: These three craftsmen are doing the work of Union Pacific, "Building America." They are conductor Bob Alba, brakeman Jeff Duris, and engineer Mark Ledvina, the regular crew on the LPA55, more informally (and popularly) known as the Marsh Job. Their workday started at Milwaukee's Butler Yard at 0530 this morning. Their careers started decades ago. Between them, they have clocked a century of railroad service.
After a couple hours building their train at Butler, LPA55 hit the road with two units and nearly 40 cars. First stop: Mitchell Yard, where a car for CP interchange was set out; another hour was spent pre-blocking cars for the industries at the Port of Milwaukee. And then off to St. Francis, where '55 exited the Milwaukee Subdivision for the National Avenue Spur.

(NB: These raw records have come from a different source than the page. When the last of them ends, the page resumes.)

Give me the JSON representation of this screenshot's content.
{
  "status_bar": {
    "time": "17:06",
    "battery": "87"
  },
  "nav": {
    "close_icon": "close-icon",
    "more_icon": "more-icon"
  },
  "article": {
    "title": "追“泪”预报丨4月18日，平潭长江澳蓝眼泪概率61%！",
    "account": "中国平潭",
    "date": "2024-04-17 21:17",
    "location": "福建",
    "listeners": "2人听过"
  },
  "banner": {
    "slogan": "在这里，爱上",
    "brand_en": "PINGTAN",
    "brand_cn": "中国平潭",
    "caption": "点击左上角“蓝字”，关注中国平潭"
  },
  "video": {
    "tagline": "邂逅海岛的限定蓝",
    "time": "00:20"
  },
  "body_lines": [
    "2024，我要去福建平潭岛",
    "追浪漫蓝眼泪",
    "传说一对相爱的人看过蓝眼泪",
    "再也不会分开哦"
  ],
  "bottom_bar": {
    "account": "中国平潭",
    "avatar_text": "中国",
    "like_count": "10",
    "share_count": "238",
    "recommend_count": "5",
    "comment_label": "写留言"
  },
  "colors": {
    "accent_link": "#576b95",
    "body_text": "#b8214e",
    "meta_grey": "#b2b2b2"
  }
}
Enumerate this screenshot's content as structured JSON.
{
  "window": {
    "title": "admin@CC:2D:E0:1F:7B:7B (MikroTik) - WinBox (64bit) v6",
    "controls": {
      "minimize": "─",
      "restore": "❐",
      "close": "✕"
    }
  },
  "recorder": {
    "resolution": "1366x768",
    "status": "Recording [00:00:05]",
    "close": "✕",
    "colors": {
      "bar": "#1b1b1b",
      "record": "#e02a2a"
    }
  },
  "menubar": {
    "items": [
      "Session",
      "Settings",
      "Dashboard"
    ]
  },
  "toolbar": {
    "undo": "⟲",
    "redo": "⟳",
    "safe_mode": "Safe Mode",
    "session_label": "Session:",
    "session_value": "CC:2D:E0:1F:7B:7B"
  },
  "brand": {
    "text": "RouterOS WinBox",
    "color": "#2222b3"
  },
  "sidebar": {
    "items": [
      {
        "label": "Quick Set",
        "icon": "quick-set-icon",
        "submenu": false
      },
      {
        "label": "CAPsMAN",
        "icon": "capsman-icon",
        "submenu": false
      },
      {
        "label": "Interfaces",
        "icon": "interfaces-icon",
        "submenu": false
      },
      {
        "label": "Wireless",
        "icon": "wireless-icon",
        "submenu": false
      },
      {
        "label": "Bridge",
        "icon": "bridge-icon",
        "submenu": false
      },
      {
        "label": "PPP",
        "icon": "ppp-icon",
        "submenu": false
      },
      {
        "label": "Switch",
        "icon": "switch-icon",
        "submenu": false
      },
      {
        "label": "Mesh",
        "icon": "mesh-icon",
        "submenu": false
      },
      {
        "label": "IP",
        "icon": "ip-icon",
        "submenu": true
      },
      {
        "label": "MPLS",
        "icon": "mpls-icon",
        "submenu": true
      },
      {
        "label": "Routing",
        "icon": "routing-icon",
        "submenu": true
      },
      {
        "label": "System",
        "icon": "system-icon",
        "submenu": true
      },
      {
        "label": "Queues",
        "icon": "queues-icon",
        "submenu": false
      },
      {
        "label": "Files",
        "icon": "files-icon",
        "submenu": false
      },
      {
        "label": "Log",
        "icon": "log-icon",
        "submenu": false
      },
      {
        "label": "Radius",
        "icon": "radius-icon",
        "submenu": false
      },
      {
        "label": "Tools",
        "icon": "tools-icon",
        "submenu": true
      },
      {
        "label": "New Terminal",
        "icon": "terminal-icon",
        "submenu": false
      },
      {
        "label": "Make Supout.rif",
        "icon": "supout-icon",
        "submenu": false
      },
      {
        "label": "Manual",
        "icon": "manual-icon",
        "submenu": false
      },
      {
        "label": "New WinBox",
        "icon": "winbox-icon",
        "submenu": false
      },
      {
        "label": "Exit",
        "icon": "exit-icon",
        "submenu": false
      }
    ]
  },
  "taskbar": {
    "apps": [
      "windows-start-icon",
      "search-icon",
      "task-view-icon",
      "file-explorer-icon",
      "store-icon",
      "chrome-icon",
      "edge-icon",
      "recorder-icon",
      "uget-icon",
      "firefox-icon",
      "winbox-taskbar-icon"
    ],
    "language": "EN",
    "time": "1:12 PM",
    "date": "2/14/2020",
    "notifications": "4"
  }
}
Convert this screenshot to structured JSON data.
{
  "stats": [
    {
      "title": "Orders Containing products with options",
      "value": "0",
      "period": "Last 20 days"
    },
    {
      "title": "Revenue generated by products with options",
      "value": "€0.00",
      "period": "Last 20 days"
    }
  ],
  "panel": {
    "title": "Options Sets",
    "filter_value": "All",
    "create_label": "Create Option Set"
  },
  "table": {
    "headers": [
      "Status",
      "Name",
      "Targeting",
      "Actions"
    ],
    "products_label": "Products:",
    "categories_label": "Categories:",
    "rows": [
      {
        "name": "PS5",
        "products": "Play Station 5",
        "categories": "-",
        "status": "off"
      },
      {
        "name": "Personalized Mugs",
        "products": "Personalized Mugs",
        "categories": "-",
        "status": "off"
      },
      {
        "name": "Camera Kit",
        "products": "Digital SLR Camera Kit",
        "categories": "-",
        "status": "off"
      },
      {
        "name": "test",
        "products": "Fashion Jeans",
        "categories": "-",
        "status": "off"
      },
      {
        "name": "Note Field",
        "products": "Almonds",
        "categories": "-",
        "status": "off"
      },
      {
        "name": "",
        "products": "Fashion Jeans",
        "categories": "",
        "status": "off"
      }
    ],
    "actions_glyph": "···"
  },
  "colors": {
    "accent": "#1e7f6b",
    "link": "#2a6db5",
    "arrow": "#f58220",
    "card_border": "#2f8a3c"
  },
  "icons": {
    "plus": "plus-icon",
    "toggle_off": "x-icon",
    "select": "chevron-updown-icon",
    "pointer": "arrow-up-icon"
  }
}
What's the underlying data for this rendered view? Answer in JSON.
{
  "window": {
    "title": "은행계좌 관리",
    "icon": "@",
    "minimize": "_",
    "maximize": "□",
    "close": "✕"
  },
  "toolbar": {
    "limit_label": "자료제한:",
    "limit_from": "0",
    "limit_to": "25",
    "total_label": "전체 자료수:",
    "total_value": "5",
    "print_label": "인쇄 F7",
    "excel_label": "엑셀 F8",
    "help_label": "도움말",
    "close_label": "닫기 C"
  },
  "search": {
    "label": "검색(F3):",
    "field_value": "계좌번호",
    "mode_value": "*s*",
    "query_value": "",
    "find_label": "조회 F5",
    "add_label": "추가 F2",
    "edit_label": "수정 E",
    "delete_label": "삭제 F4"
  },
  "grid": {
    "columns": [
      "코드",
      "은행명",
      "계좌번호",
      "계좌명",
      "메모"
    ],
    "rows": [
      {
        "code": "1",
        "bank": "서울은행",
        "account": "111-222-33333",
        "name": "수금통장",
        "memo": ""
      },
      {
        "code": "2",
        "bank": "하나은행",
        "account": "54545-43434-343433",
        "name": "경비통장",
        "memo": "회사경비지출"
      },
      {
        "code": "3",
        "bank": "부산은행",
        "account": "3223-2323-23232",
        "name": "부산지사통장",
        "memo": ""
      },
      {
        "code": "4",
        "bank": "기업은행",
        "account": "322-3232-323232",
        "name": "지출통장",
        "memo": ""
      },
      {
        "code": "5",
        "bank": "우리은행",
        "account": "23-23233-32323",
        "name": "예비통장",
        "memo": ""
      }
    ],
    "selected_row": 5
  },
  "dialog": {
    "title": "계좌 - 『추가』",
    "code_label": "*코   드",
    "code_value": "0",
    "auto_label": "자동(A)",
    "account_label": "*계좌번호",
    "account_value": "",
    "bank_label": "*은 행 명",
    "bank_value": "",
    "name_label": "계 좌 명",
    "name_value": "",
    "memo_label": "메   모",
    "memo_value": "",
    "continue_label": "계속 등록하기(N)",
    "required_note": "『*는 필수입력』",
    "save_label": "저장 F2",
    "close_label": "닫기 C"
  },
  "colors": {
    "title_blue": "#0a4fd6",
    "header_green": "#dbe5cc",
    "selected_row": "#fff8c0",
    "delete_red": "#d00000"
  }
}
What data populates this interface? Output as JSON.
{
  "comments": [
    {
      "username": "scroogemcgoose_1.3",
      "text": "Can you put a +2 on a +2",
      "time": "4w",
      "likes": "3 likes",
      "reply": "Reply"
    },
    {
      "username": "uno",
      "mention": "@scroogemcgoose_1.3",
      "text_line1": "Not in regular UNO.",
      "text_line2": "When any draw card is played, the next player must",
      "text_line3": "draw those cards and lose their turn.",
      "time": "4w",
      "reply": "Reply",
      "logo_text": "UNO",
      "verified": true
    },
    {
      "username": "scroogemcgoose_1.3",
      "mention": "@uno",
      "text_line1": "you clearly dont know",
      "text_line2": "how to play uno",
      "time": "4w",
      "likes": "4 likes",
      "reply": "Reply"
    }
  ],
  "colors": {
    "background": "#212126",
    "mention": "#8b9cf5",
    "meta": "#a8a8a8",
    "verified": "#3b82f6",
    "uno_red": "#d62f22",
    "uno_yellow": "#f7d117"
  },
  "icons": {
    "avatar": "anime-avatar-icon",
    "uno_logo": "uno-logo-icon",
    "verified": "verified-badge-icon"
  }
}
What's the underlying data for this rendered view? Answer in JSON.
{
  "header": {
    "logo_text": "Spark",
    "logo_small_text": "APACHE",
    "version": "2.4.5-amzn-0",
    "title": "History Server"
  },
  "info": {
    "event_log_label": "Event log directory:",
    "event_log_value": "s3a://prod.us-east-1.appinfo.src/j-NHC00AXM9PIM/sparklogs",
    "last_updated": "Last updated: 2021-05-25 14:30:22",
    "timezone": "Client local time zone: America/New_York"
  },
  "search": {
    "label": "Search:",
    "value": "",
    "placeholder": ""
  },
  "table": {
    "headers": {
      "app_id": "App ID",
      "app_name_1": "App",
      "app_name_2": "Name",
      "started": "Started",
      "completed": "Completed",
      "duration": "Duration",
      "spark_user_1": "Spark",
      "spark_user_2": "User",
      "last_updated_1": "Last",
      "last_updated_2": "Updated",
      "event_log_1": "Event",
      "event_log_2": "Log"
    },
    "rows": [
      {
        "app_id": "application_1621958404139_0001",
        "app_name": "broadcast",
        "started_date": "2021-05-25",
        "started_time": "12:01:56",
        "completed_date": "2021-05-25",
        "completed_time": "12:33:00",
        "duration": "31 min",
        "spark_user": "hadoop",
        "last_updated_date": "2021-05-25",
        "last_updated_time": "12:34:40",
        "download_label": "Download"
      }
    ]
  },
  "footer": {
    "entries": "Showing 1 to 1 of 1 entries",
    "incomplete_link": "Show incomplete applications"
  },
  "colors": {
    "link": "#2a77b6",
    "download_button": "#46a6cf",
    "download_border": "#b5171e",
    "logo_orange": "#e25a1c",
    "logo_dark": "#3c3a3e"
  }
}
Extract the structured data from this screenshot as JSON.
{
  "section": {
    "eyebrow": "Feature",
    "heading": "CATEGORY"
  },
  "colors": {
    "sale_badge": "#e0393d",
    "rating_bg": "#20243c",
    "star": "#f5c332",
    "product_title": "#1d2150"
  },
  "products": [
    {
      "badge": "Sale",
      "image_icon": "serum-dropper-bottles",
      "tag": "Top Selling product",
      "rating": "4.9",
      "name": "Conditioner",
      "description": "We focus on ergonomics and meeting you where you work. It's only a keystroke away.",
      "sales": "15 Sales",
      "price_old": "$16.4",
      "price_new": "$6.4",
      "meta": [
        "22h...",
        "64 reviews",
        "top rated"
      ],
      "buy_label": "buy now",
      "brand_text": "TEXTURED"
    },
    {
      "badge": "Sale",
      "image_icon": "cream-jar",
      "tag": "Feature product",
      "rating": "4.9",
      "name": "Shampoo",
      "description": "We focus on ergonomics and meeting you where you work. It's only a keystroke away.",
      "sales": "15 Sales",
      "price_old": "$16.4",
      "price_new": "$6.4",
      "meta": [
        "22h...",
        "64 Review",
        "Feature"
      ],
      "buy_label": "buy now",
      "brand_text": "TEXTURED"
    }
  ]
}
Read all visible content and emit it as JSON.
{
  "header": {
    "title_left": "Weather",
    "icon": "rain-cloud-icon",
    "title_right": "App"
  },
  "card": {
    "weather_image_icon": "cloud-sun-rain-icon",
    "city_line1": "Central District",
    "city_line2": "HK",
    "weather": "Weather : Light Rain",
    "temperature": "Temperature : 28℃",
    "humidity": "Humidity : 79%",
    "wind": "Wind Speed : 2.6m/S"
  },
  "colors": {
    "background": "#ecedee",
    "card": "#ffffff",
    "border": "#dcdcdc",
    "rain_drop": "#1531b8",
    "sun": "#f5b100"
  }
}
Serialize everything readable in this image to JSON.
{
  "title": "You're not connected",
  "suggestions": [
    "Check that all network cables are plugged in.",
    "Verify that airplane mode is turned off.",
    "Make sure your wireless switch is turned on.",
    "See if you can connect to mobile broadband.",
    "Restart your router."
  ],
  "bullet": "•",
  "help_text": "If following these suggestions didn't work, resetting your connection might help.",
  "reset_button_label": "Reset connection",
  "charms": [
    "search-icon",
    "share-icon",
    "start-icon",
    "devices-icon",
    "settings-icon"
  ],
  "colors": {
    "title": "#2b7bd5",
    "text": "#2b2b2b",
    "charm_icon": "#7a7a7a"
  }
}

These three dedicated railroaders take pride in doing their jobs safely and efficiently. They are representative of an entire industry, a unique culture, a brotherhood. They are driven to handle their customers' needs promptly and professionally, because they know the only thing they are selling is reliable service. They are in perpetual motion, lining switches, protecting shoves, spotting cars, picking up cars, job briefing with customers, job briefing with the harbormaster, job briefing with each other, tying on hand brakes, moving that cut of cars another foot so the lead car is precisely under the loader, coming back an hour later for the important last load. Building America.